As you can probably tell right now, we really like Osmanthus here at Shooting Star Nursery. Here are a few other varieties that we carry regularly:

 

Osmanthus delavayi: Deep blue-green leaves with graceful, arching branches. Tends to bloom later than other Osmanthus varieties (April). Fast growing, 6-8’ tall and wide. 

Osmanthus GoshikiOsmanthus ‘Goshiki’ (photo left): Gorgeous cultivar! New leaves are cream-colored tinged with rose pink, maturing to dark green with creamy-yellow splashes. Slow growing and poky-edged, about 4’ by 4’. Fun fact: ‘Goshiki’ means five-colored in Japanese, a reference to the variegated leaf coloring. 

Osmanthus ‘Gulftide’: A fast-growing, columnar Osmanthus – a nice alternative for a hedge or privacy screen. About 15’ by 10’ at maturity. 

OsmanthusPurpureusOsmanthus ‘Purpureus’ (photo right): As the name suggests, this Osmanthus features lovely purple-black new leaves that change to deep green as they mature. About 6-10’ tall and wide; color best in full sun. 

OsmanthusVariegatusOsmanthus ‘Variegatus’ (photo left): Dark green holly-shaped leaves that are edged n white – a really striking plant! Fast growing, about 8’ by 8’. 

Dwarf Fruit Trees for Small Spaces

on Sunday, 16 January 2022. Posted in Edible, Trees

peaches editThere are few pleasures that compare to picking a sun-warmed homegrown peach, biting into it, and letting the sweet rich juice trickle down your chin. Sadly, that’s an experience that those of us with small yards don’t get to indulge in: full-sized fruit trees just take up too much space!
 
And that’s where dwarf and miniature fruit trees come in. These tiny trees are a great option for space-challenged gardeners who dream of having their own fruit orchard. In fact, many dwarf fruit trees – especially peaches and nectarines – can be grown in large barrels. Best of all, although dwarf fruit trees are small in stature – their fruit (and flavor) are both full-sized. Here are a few of the dwarf fruit trees Shooting Star currently has available in bareroot:
 
garden delicious 2010 1Garden Delicious Dwarf Apple: Self-fertile, 8’ – 10’ tall (smaller with pruning). This mid/late season apple has a superb flavor – sweet and crisp – and is a good keeper.
 
North StarNorth Star Dwarf Cherry: Sour cherry, self-fertile, 8’ – 10’ tall (smaller with pruning). Very productive, with large red fruits; great for pies and cobblers. North Star will often begin to bear in its second year.
 
NectazeeNecta Zee Miniature Nectarine: Self-fertile. A sweet, yellow-fleshed freestone. Heavy bearing and a frequent taste test winner - often referred to as ‘exquisitely flavored’.
 
garden goldGarden Gold Miniature Peach: Self-fertile and late blooming, so a good choice for colder areas.
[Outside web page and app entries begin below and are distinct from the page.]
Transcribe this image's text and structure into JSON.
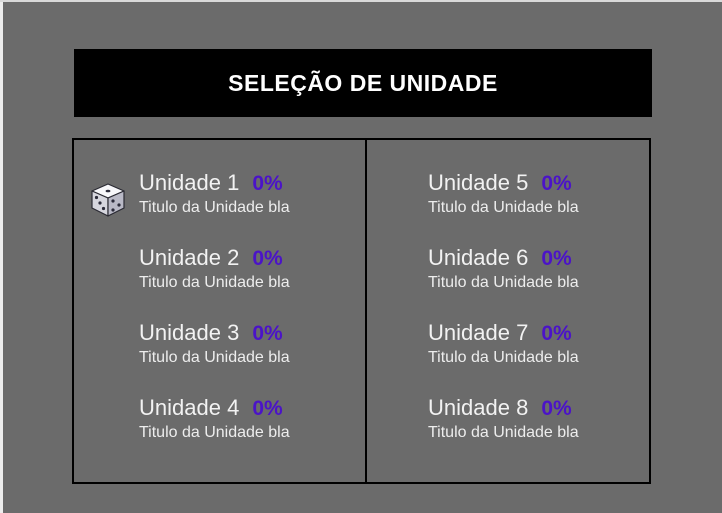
{
  "title": "SELEÇÃO DE UNIDADE",
  "colors": {
    "background": "#6b6b6b",
    "title_bar": "#000000",
    "percent": "#4b13c8",
    "text": "#f2f2f2"
  },
  "selector_icon": "dice-icon",
  "units": [
    {
      "name": "Unidade 1",
      "percent": "0%",
      "subtitle": "Titulo da Unidade bla",
      "selected": true
    },
    {
      "name": "Unidade 2",
      "percent": "0%",
      "subtitle": "Titulo da Unidade bla",
      "selected": false
    },
    {
      "name": "Unidade 3",
      "percent": "0%",
      "subtitle": "Titulo da Unidade bla",
      "selected": false
    },
    {
      "name": "Unidade 4",
      "percent": "0%",
      "subtitle": "Titulo da Unidade bla",
      "selected": false
    },
    {
      "name": "Unidade 5",
      "percent": "0%",
      "subtitle": "Titulo da Unidade bla",
      "selected": false
    },
    {
      "name": "Unidade 6",
      "percent": "0%",
      "subtitle": "Titulo da Unidade bla",
      "selected": false
    },
    {
      "name": "Unidade 7",
      "percent": "0%",
      "subtitle": "Titulo da Unidade bla",
      "selected": false
    },
    {
      "name": "Unidade 8",
      "percent": "0%",
      "subtitle": "Titulo da Unidade bla",
      "selected": false
    }
  ]
}
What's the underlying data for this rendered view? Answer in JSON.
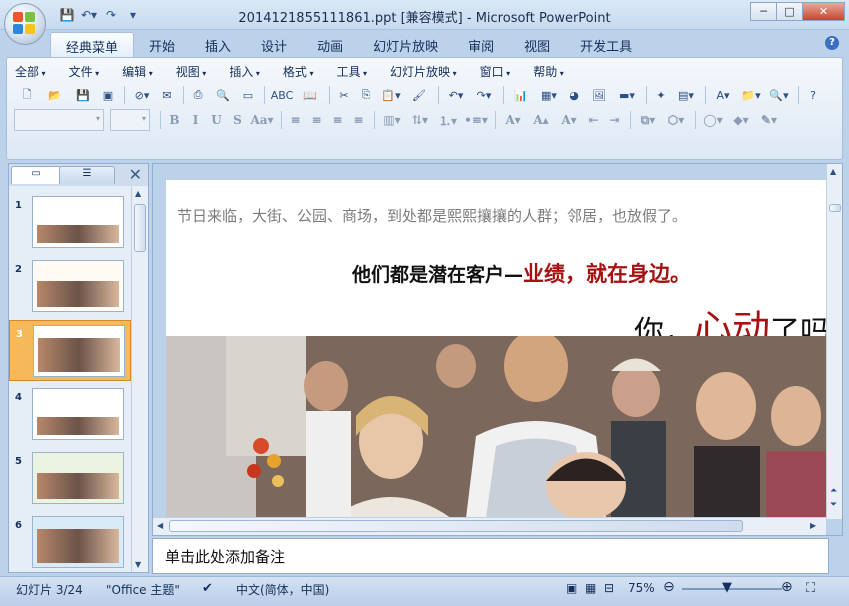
{
  "window": {
    "title": "2014121855111861.ppt [兼容模式] - Microsoft PowerPoint",
    "controls": {
      "minimize": "─",
      "maximize": "□",
      "close": "✕"
    }
  },
  "quick_access": [
    {
      "icon": "save-icon",
      "glyph": "💾"
    },
    {
      "icon": "undo-icon",
      "glyph": "↶▾"
    },
    {
      "icon": "redo-icon",
      "glyph": "↷"
    },
    {
      "icon": "customize-icon",
      "glyph": "▾"
    }
  ],
  "ribbon_tabs": [
    "经典菜单",
    "开始",
    "插入",
    "设计",
    "动画",
    "幻灯片放映",
    "审阅",
    "视图",
    "开发工具"
  ],
  "active_tab": "经典菜单",
  "classic_menus": [
    "全部",
    "文件",
    "编辑",
    "视图",
    "插入",
    "格式",
    "工具",
    "幻灯片放映",
    "窗口",
    "帮助"
  ],
  "toolbar_row1": [
    {
      "icon": "new-icon",
      "glyph": "🗋"
    },
    {
      "icon": "open-icon",
      "glyph": "📂"
    },
    {
      "icon": "save-icon",
      "glyph": "💾"
    },
    {
      "icon": "save-as-pdf-icon",
      "glyph": "▣"
    },
    {
      "icon": "permission-icon",
      "glyph": "⊘▾"
    },
    {
      "icon": "email-icon",
      "glyph": "✉"
    },
    {
      "icon": "print-icon",
      "glyph": "⎙"
    },
    {
      "icon": "print-preview-icon",
      "glyph": "🔍"
    },
    {
      "icon": "layout-icon",
      "glyph": "▭"
    },
    {
      "icon": "spelling-icon",
      "glyph": "ABC"
    },
    {
      "icon": "research-icon",
      "glyph": "📖"
    },
    {
      "icon": "cut-icon",
      "glyph": "✂"
    },
    {
      "icon": "copy-icon",
      "glyph": "⎘"
    },
    {
      "icon": "paste-icon",
      "glyph": "📋▾"
    },
    {
      "icon": "format-painter-icon",
      "glyph": "🖌"
    },
    {
      "icon": "undo-icon",
      "glyph": "↶▾"
    },
    {
      "icon": "redo-icon",
      "glyph": "↷▾"
    },
    {
      "icon": "chart-icon",
      "glyph": "📊"
    },
    {
      "icon": "table-icon",
      "glyph": "▦▾"
    },
    {
      "icon": "clipart-icon",
      "glyph": "◕"
    },
    {
      "icon": "picture-icon",
      "glyph": "🖼"
    },
    {
      "icon": "line-color-icon",
      "glyph": "▬▾"
    },
    {
      "icon": "new-slide-icon",
      "glyph": "✦"
    },
    {
      "icon": "slide-layout-icon",
      "glyph": "▤▾"
    },
    {
      "icon": "textbox-icon",
      "glyph": "A▾"
    },
    {
      "icon": "open-folder-icon",
      "glyph": "📁▾"
    },
    {
      "icon": "zoom-icon",
      "glyph": "🔍▾"
    },
    {
      "icon": "help-icon",
      "glyph": "?"
    }
  ],
  "toolbar_row2": [
    {
      "icon": "bold-icon",
      "glyph": "B"
    },
    {
      "icon": "italic-icon",
      "glyph": "I"
    },
    {
      "icon": "underline-icon",
      "glyph": "U"
    },
    {
      "icon": "strikethrough-icon",
      "glyph": "S"
    },
    {
      "icon": "change-case-icon",
      "glyph": "Aa▾"
    },
    {
      "icon": "align-left-icon",
      "glyph": "≡"
    },
    {
      "icon": "align-center-icon",
      "glyph": "≡"
    },
    {
      "icon": "align-right-icon",
      "glyph": "≡"
    },
    {
      "icon": "justify-icon",
      "glyph": "≡"
    },
    {
      "icon": "columns-icon",
      "glyph": "▥▾"
    },
    {
      "icon": "text-direction-icon",
      "glyph": "⇅▾"
    },
    {
      "icon": "numbering-icon",
      "glyph": "⒈▾"
    },
    {
      "icon": "bullets-icon",
      "glyph": "•≡▾"
    },
    {
      "icon": "font-color-icon",
      "glyph": "A▾"
    },
    {
      "icon": "grow-font-icon",
      "glyph": "A▴"
    },
    {
      "icon": "shrink-font-icon",
      "glyph": "A▾"
    },
    {
      "icon": "decrease-indent-icon",
      "glyph": "⇤"
    },
    {
      "icon": "increase-indent-icon",
      "glyph": "⇥"
    },
    {
      "icon": "arrange-icon",
      "glyph": "⧉▾"
    },
    {
      "icon": "shapes-icon",
      "glyph": "⬡▾"
    },
    {
      "icon": "quick-styles-icon",
      "glyph": "◯▾"
    },
    {
      "icon": "fill-color-icon",
      "glyph": "◆▾"
    },
    {
      "icon": "outline-icon",
      "glyph": "✎▾"
    }
  ],
  "slides_pane": {
    "tabs": [
      {
        "icon": "slides-tab-icon",
        "glyph": "▭"
      },
      {
        "icon": "outline-tab-icon",
        "glyph": "☰"
      }
    ],
    "close": "✕",
    "thumbnails": [
      {
        "number": "1",
        "bg": "#ffffff"
      },
      {
        "number": "2",
        "bg": "#fdfbf4"
      },
      {
        "number": "3",
        "bg": "#ffffff"
      },
      {
        "number": "4",
        "bg": "#ffffff"
      },
      {
        "number": "5",
        "bg": "#eaf4e0"
      },
      {
        "number": "6",
        "bg": "#d8ebf7"
      }
    ],
    "selected": "3"
  },
  "slide": {
    "line1": "节日来临，大街、公园、商场，到处都是熙熙攘攘的人群；邻居，也放假了。",
    "line2_black": "他们都是潜在客户—",
    "line2_red": "业绩，就在身边。",
    "line3_pre": "你，",
    "line3_red": "心动",
    "line3_post": "了吗",
    "colors": {
      "accent": "#a61111",
      "gray": "#7c7c7c"
    }
  },
  "notes": {
    "placeholder": "单击此处添加备注"
  },
  "status": {
    "slide_info": "幻灯片 3/24",
    "theme": "\"Office 主题\"",
    "language": "中文(简体，中国)",
    "zoom": "75%",
    "zoom_level": 0.45
  }
}
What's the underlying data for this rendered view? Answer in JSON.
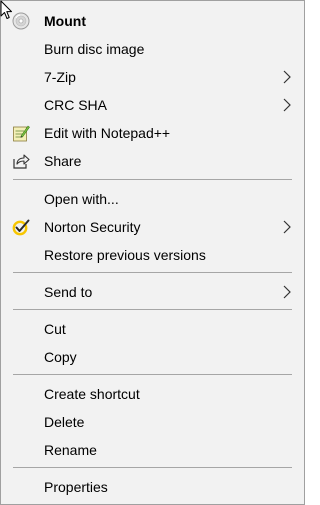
{
  "menu": {
    "items": [
      {
        "id": "mount",
        "label": "Mount",
        "bold": true,
        "icon": "disc-icon"
      },
      {
        "id": "burn-disc-image",
        "label": "Burn disc image"
      },
      {
        "id": "7-zip",
        "label": "7-Zip",
        "submenu": true
      },
      {
        "id": "crc-sha",
        "label": "CRC SHA",
        "submenu": true
      },
      {
        "id": "edit-with-notepad",
        "label": "Edit with Notepad++",
        "icon": "notepad-plus-plus-icon"
      },
      {
        "id": "share",
        "label": "Share",
        "icon": "share-icon"
      },
      {
        "id": "open-with",
        "label": "Open with..."
      },
      {
        "id": "norton-security",
        "label": "Norton Security",
        "submenu": true,
        "icon": "norton-checkmark-icon"
      },
      {
        "id": "restore-previous-versions",
        "label": "Restore previous versions"
      },
      {
        "id": "send-to",
        "label": "Send to",
        "submenu": true
      },
      {
        "id": "cut",
        "label": "Cut"
      },
      {
        "id": "copy",
        "label": "Copy"
      },
      {
        "id": "create-shortcut",
        "label": "Create shortcut"
      },
      {
        "id": "delete",
        "label": "Delete"
      },
      {
        "id": "rename",
        "label": "Rename"
      },
      {
        "id": "properties",
        "label": "Properties"
      }
    ]
  },
  "colors": {
    "menu_background": "#f2f2f2",
    "border": "#a0a0a0",
    "separator": "#a6a6a6",
    "norton_yellow": "#f7c600"
  }
}
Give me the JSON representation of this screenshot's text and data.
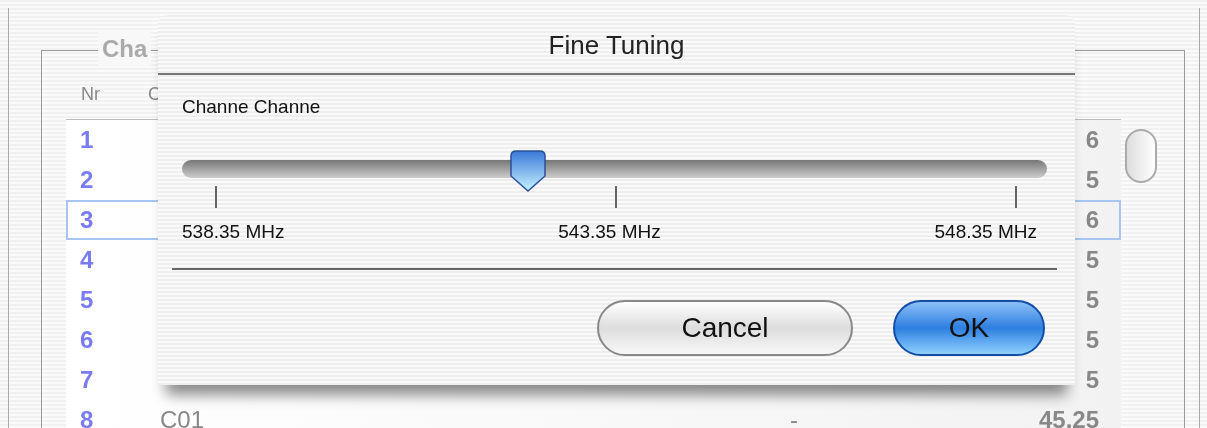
{
  "background_window": {
    "group_title": "Cha",
    "columns": [
      "Nr",
      "C"
    ],
    "rows": [
      {
        "nr": "1",
        "value": "6",
        "selected": false
      },
      {
        "nr": "2",
        "value": "5",
        "selected": false
      },
      {
        "nr": "3",
        "value": "6",
        "selected": true
      },
      {
        "nr": "4",
        "value": "5",
        "selected": false
      },
      {
        "nr": "5",
        "value": "5",
        "selected": false
      },
      {
        "nr": "6",
        "value": "5",
        "selected": false
      },
      {
        "nr": "7",
        "value": "5",
        "selected": false
      },
      {
        "nr": "8",
        "code": "C01",
        "mark": "-",
        "value": "45.25",
        "selected": false
      }
    ]
  },
  "dialog": {
    "title": "Fine Tuning",
    "label": "Channe Channe",
    "slider": {
      "level": 0.4,
      "ticks": [
        "538.35 MHz",
        "543.35 MHz",
        "548.35 MHz"
      ]
    },
    "buttons": [
      {
        "label": "Cancel",
        "default": false
      },
      {
        "label": "OK",
        "default": true
      }
    ]
  }
}
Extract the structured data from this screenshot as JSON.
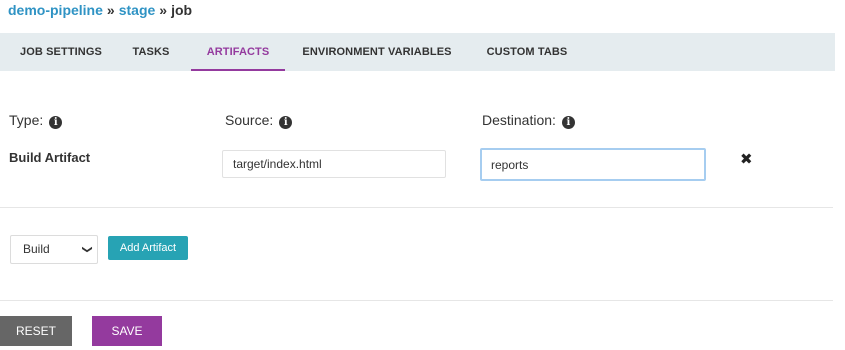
{
  "breadcrumb": {
    "pipeline": "demo-pipeline",
    "separator": "»",
    "stage": "stage",
    "job": "job"
  },
  "tabs": [
    {
      "label": "JOB SETTINGS",
      "active": false
    },
    {
      "label": "TASKS",
      "active": false
    },
    {
      "label": "ARTIFACTS",
      "active": true
    },
    {
      "label": "ENVIRONMENT VARIABLES",
      "active": false
    },
    {
      "label": "CUSTOM TABS",
      "active": false
    }
  ],
  "artifact_form": {
    "type_label": "Type:",
    "source_label": "Source:",
    "destination_label": "Destination:",
    "info_icon": "info-circle-icon",
    "artifacts": [
      {
        "type": "Build Artifact",
        "source": "target/index.html",
        "destination": "reports"
      }
    ],
    "remove_icon": "close-icon"
  },
  "add_artifact": {
    "selected_type": "Build",
    "button_label": "Add Artifact"
  },
  "footer": {
    "reset_label": "RESET",
    "save_label": "SAVE"
  },
  "colors": {
    "link": "#2f93c4",
    "tabbar_bg": "#e5ecef",
    "active_tab": "#943a9e",
    "add_button": "#27a3b4",
    "reset_button": "#666666",
    "save_button": "#943a9e"
  }
}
Garden Gold is a freestone peach with a great flavor, and ripens mid/late season.
 
pix zeePix Zee Miniature Peach: Self-fertile, yellow-fleshed freestone. Pix Zee is vigorous to about 6’ tall (smaller with pruning), and bears large, delicious, firm-fleshed fruit.
 
Dwarf fruit trees have the same general requirements as full-sized fruit trees: well-drained soil, and a minimum of 6 hours sun a day during the growing season. If you opt to grow yours in a large container, you’ll need to make sure to keep them watered regularly – especially during summer months.